• [PROMPT]: Where does the string "label" occur in the records? Copy each line that holds it.

• [THE RECORDS]:
Segment Open

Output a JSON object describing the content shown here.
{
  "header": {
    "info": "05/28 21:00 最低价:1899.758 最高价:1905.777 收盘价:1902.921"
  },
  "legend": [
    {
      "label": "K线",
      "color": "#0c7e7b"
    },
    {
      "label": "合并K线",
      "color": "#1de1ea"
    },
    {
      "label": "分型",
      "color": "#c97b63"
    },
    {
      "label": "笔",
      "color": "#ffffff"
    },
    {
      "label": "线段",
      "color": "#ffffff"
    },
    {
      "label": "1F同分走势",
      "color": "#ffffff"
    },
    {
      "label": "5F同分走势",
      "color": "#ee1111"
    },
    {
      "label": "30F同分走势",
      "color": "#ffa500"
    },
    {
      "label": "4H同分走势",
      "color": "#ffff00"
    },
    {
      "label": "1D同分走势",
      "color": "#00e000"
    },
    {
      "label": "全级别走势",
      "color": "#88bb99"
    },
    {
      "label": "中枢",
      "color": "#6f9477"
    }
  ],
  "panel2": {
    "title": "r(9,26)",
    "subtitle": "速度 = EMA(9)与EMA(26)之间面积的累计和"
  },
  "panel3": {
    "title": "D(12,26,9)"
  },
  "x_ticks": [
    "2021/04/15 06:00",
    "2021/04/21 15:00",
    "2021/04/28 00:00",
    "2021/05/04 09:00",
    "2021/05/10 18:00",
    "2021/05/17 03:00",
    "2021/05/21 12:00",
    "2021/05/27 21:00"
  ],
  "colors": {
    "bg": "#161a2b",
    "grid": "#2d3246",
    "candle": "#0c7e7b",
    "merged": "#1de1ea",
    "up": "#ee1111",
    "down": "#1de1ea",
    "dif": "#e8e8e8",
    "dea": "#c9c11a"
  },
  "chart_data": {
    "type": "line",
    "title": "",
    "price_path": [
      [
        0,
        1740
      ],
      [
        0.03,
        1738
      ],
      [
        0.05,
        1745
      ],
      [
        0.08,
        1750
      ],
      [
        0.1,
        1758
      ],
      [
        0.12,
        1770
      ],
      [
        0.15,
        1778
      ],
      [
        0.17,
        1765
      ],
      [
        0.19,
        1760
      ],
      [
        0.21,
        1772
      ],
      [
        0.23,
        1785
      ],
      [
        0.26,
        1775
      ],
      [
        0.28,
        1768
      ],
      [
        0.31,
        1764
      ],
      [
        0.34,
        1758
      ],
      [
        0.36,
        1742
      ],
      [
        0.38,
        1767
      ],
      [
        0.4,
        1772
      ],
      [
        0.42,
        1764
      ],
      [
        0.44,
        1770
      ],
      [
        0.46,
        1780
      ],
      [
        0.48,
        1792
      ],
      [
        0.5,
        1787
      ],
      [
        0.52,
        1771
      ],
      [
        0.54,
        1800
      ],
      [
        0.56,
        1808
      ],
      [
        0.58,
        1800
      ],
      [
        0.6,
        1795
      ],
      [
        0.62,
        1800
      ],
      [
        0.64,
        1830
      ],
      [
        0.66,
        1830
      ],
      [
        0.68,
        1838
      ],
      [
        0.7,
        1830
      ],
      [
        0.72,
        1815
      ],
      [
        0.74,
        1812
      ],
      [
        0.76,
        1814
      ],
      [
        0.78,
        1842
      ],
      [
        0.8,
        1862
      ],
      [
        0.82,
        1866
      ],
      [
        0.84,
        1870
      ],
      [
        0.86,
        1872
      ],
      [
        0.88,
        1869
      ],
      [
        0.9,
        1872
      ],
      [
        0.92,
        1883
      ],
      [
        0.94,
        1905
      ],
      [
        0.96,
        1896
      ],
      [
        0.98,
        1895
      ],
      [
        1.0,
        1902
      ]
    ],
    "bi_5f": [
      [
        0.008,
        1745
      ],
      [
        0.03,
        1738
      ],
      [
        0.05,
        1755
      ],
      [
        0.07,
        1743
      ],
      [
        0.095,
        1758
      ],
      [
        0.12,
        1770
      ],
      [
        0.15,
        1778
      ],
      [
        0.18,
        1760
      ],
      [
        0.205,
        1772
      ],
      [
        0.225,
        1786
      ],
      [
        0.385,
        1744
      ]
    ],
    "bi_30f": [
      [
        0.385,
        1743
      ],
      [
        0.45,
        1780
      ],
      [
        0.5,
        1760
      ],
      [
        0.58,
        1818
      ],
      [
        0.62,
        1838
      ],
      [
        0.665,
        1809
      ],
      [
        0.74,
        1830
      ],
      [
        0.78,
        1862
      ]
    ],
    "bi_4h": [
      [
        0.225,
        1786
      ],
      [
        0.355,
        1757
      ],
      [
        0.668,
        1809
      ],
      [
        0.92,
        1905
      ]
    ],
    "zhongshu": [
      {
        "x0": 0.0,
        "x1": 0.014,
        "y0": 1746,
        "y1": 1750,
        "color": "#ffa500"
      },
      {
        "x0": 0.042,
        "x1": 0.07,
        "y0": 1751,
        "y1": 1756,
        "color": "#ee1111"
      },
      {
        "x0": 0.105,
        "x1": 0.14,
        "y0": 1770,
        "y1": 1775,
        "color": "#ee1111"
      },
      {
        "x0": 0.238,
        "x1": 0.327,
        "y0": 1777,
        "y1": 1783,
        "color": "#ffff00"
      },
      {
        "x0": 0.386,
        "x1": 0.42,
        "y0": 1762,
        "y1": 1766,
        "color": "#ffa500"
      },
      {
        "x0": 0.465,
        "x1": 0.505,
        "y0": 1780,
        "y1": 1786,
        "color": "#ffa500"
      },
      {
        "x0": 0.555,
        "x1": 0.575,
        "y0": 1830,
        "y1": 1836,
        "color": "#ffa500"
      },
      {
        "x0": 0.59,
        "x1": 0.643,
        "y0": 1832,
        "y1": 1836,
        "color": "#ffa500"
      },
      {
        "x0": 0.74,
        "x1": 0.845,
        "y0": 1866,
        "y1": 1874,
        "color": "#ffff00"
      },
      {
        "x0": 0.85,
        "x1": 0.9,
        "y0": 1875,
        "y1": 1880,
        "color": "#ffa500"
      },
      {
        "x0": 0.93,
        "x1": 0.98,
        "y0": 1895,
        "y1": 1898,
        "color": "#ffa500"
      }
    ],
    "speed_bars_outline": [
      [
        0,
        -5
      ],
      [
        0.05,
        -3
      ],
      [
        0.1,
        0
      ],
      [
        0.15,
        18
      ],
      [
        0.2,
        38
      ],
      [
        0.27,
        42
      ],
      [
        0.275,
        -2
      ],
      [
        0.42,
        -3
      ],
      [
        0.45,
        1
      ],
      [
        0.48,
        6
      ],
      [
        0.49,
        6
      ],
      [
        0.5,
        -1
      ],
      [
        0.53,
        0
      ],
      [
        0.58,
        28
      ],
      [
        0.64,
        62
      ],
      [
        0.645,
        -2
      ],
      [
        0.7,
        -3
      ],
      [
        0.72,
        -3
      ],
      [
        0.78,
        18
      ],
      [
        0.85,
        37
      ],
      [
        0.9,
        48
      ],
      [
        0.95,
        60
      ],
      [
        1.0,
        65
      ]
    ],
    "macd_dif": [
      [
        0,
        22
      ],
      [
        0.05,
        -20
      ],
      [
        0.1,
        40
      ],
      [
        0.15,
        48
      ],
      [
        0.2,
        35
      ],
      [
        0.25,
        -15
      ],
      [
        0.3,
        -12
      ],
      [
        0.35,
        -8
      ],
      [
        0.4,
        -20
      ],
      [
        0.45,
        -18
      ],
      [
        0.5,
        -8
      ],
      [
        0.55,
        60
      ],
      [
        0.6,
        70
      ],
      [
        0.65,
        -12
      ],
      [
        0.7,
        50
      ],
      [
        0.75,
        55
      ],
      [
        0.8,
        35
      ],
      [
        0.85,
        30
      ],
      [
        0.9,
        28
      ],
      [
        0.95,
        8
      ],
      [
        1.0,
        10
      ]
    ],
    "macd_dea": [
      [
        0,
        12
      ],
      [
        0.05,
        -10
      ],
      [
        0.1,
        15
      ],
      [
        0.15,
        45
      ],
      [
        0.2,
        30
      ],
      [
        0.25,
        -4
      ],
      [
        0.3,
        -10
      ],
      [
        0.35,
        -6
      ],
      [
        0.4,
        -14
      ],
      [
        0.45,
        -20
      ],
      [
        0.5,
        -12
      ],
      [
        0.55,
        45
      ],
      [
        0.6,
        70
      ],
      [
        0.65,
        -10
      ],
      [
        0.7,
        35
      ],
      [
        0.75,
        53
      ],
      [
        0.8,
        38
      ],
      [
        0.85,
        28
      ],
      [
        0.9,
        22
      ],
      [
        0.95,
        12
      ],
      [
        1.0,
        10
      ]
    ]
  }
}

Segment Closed

• [RESULT OF THIS EXERCISE]:
      "label": "K线",
      "label": "合并K线",
      "label": "分型",
      "label": "笔",
      "label": "线段",
      "label": "1F同分走势",
      "label": "5F同分走势",
      "label": "30F同分走势",
      "label": "4H同分走势",
      "label": "1D同分走势",
      "label": "全级别走势",
      "label": "中枢",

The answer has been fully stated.